• [Work required] Every line in the records below that holds "quantity" must be identified and copied.

• [Record excerpts]

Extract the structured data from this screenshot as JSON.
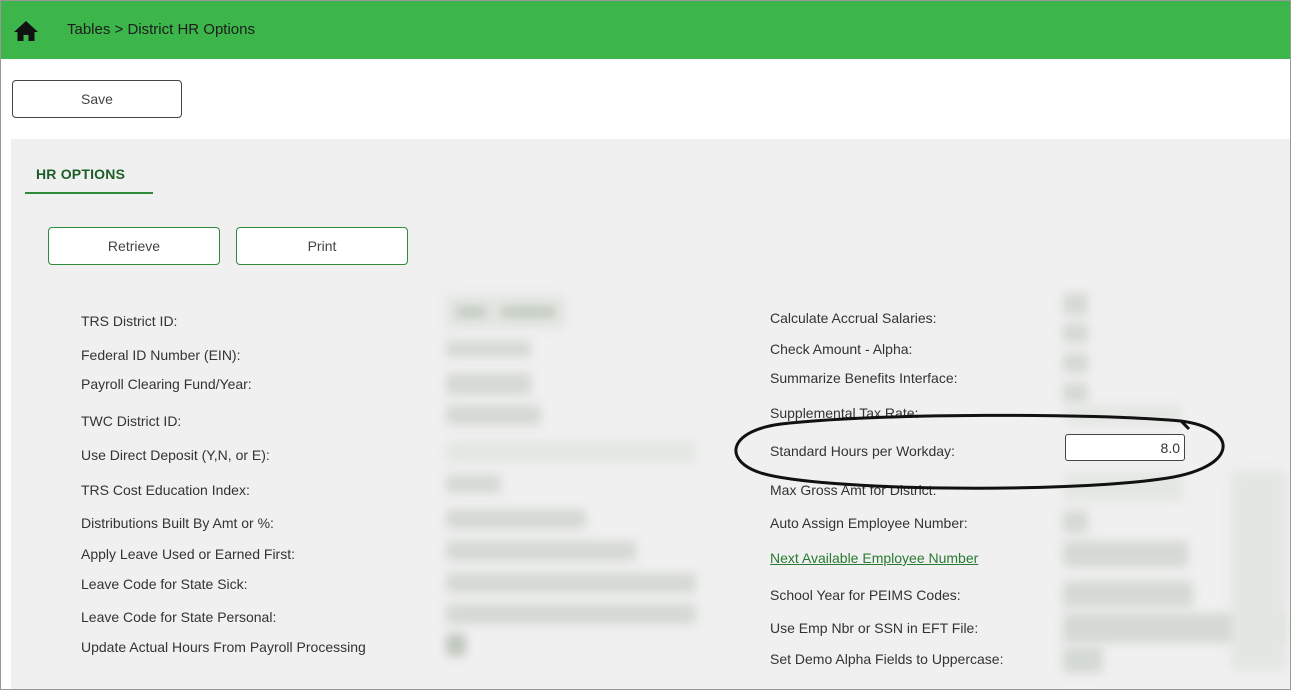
{
  "header": {
    "home_icon": "home-icon",
    "breadcrumb": "Tables > District HR Options"
  },
  "toolbar": {
    "save_label": "Save"
  },
  "tab": {
    "label": "HR OPTIONS"
  },
  "actions": {
    "retrieve_label": "Retrieve",
    "print_label": "Print"
  },
  "left_fields": [
    {
      "label": "TRS District ID:"
    },
    {
      "label": "Federal ID Number (EIN):"
    },
    {
      "label": "Payroll Clearing Fund/Year:"
    },
    {
      "label": "TWC District ID:"
    },
    {
      "label": "Use Direct Deposit (Y,N, or E):"
    },
    {
      "label": "TRS Cost Education Index:"
    },
    {
      "label": "Distributions Built By Amt or %:"
    },
    {
      "label": "Apply Leave Used or Earned First:"
    },
    {
      "label": "Leave Code for State Sick:"
    },
    {
      "label": "Leave Code for State Personal:"
    },
    {
      "label": "Update Actual Hours From Payroll Processing"
    }
  ],
  "right_fields": [
    {
      "label": "Calculate Accrual Salaries:"
    },
    {
      "label": "Check Amount - Alpha:"
    },
    {
      "label": "Summarize Benefits Interface:"
    },
    {
      "label": "Supplemental Tax Rate:"
    },
    {
      "label": "Standard Hours per Workday:",
      "value": "8.0"
    },
    {
      "label": "Max Gross Amt for District:"
    },
    {
      "label": "Auto Assign Employee Number:"
    },
    {
      "label": "Next Available Employee Number"
    },
    {
      "label": "School Year for PEIMS Codes:"
    },
    {
      "label": "Use Emp Nbr or SSN in EFT File:"
    },
    {
      "label": "Set Demo Alpha Fields to Uppercase:"
    }
  ],
  "colors": {
    "header_green": "#3cb54a",
    "accent_green": "#2f8a3c",
    "panel_gray": "#f0f0f0"
  }
}
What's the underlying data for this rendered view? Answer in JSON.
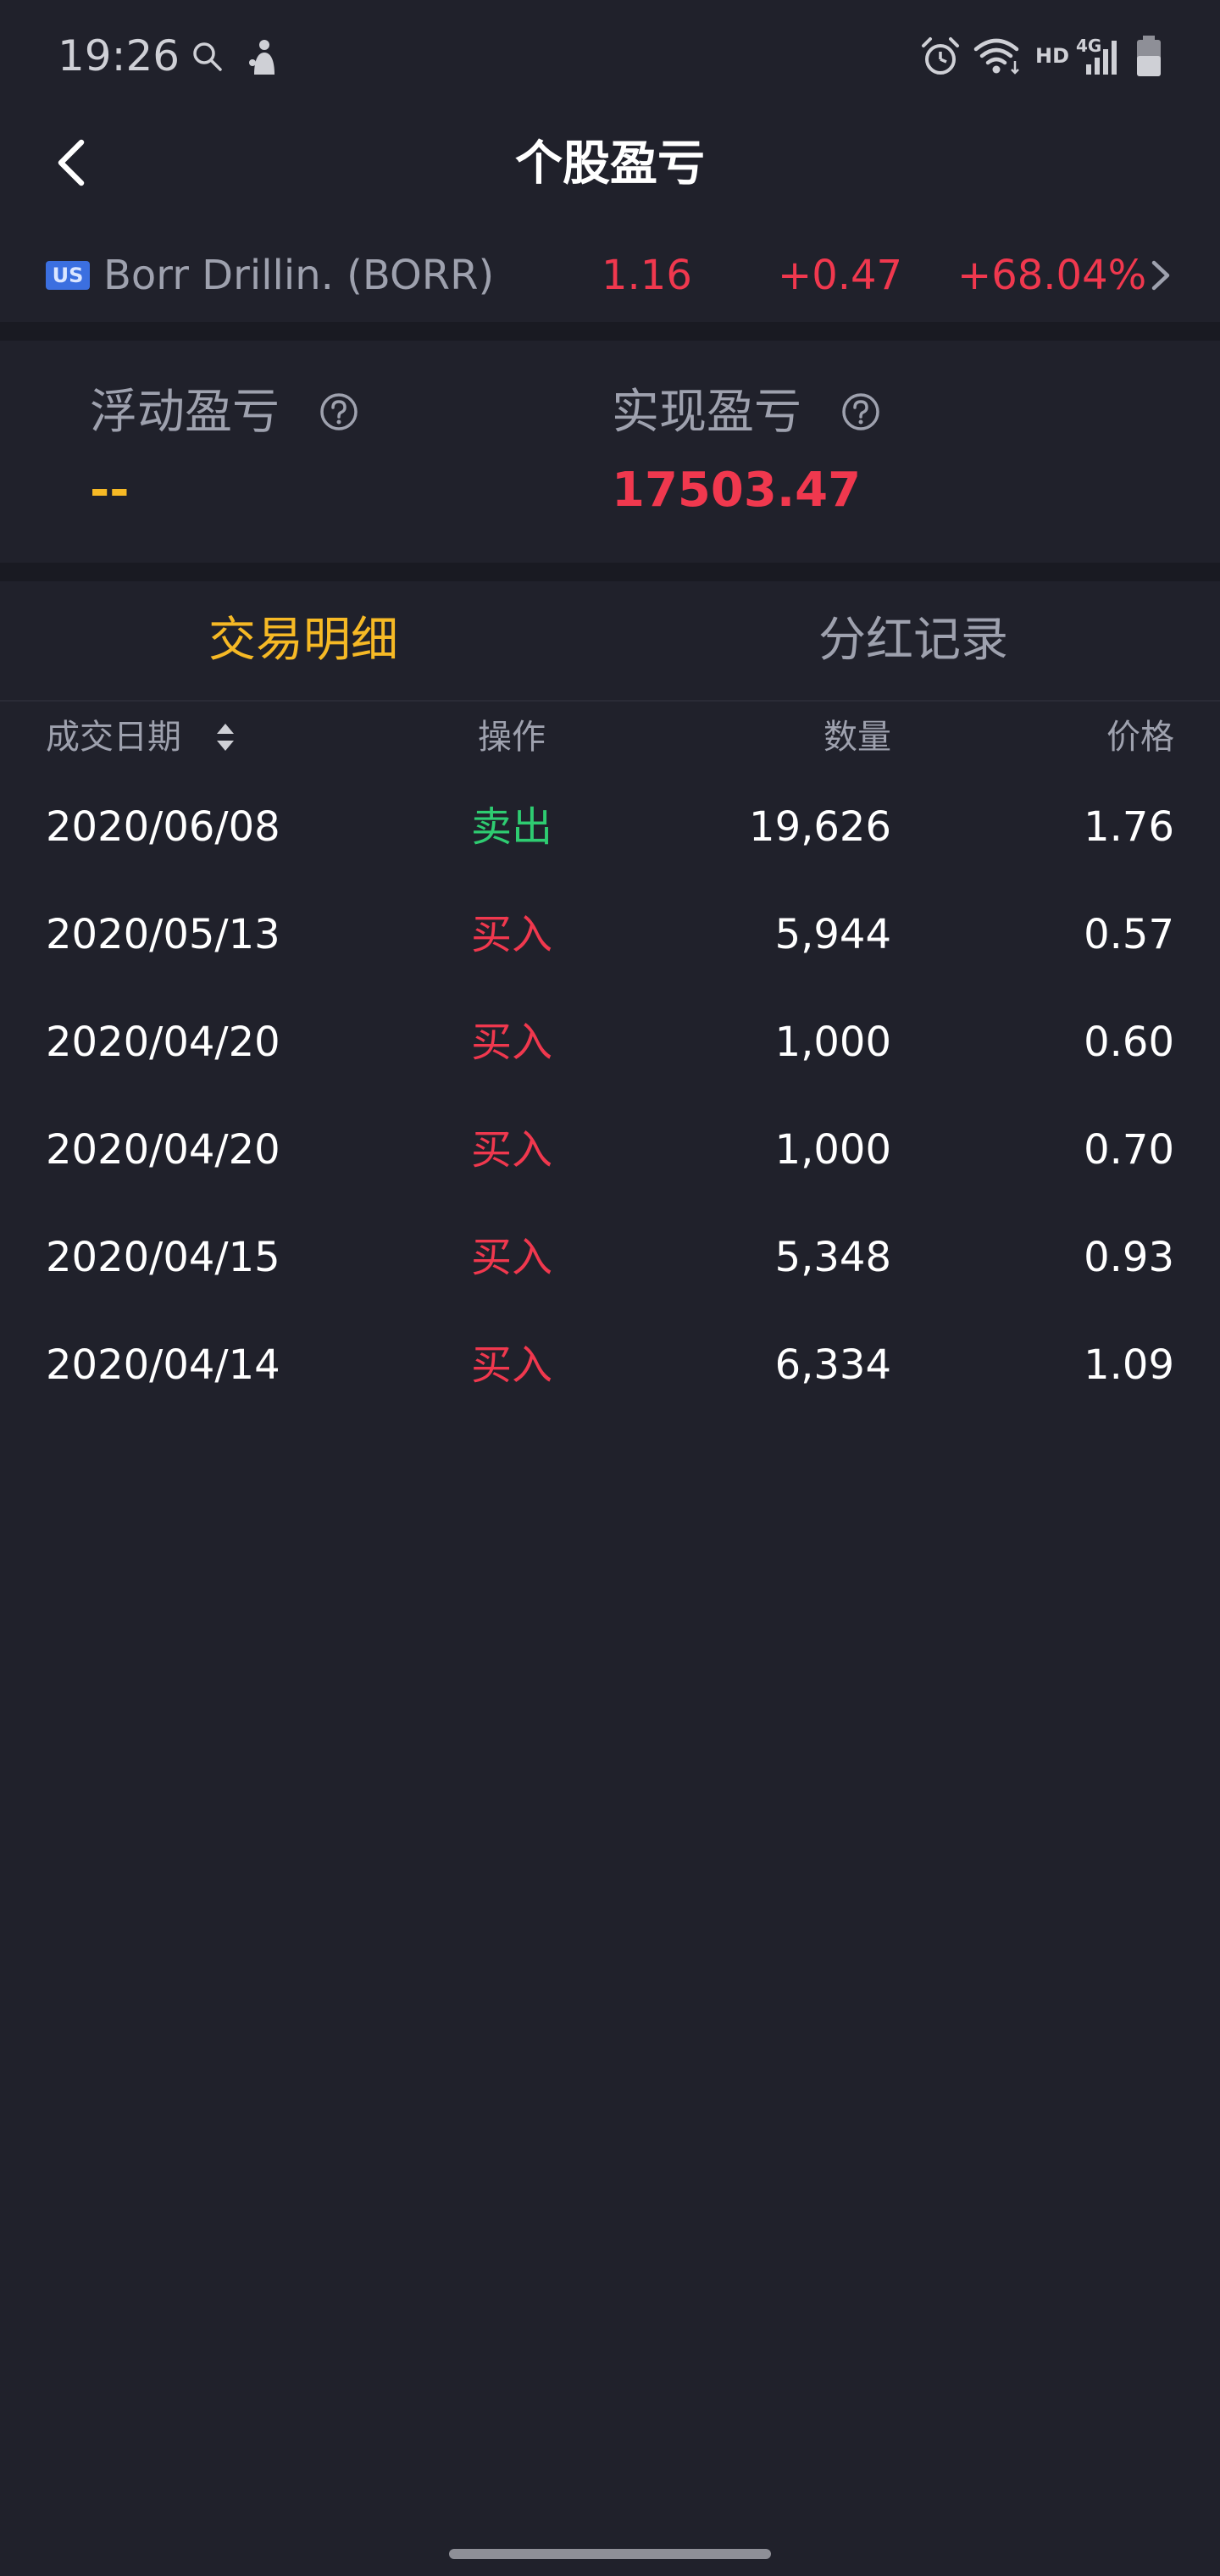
{
  "status_bar": {
    "time": "19:26",
    "network": "HD",
    "signal_type": "4G",
    "colors": {
      "icon": "#cfd0d6"
    }
  },
  "nav": {
    "title": "个股盈亏",
    "back_icon": "chevron-left-icon"
  },
  "stock": {
    "market": "US",
    "name": "Borr Drillin. (BORR)",
    "price": "1.16",
    "change": "+0.47",
    "change_pct": "+68.04%",
    "colors": {
      "up": "#f0384e",
      "badge": "#3b6fe0"
    }
  },
  "pnl": {
    "floating_label": "浮动盈亏",
    "floating_value": "--",
    "realized_label": "实现盈亏",
    "realized_value": "17503.47",
    "colors": {
      "floating": "#f6b925",
      "realized": "#f0384e"
    }
  },
  "tabs": [
    {
      "label": "交易明细",
      "active": true
    },
    {
      "label": "分红记录",
      "active": false
    }
  ],
  "table": {
    "headers": {
      "date": "成交日期",
      "operation": "操作",
      "quantity": "数量",
      "price": "价格"
    },
    "rows": [
      {
        "date": "2020/06/08",
        "operation": "卖出",
        "type": "sell",
        "quantity": "19,626",
        "price": "1.76"
      },
      {
        "date": "2020/05/13",
        "operation": "买入",
        "type": "buy",
        "quantity": "5,944",
        "price": "0.57"
      },
      {
        "date": "2020/04/20",
        "operation": "买入",
        "type": "buy",
        "quantity": "1,000",
        "price": "0.60"
      },
      {
        "date": "2020/04/20",
        "operation": "买入",
        "type": "buy",
        "quantity": "1,000",
        "price": "0.70"
      },
      {
        "date": "2020/04/15",
        "operation": "买入",
        "type": "buy",
        "quantity": "5,348",
        "price": "0.93"
      },
      {
        "date": "2020/04/14",
        "operation": "买入",
        "type": "buy",
        "quantity": "6,334",
        "price": "1.09"
      }
    ],
    "colors": {
      "sell": "#2ecc71",
      "buy": "#f0384e"
    }
  },
  "theme": {
    "background": "#20212b",
    "accent": "#f6b925",
    "muted_text": "#9ea1ae"
  }
}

• [Result]
      "quantity": "数量",
        "quantity": "19,626",
        "quantity": "5,944",
        "quantity": "1,000",
        "quantity": "1,000",
        "quantity": "5,348",
        "quantity": "6,334",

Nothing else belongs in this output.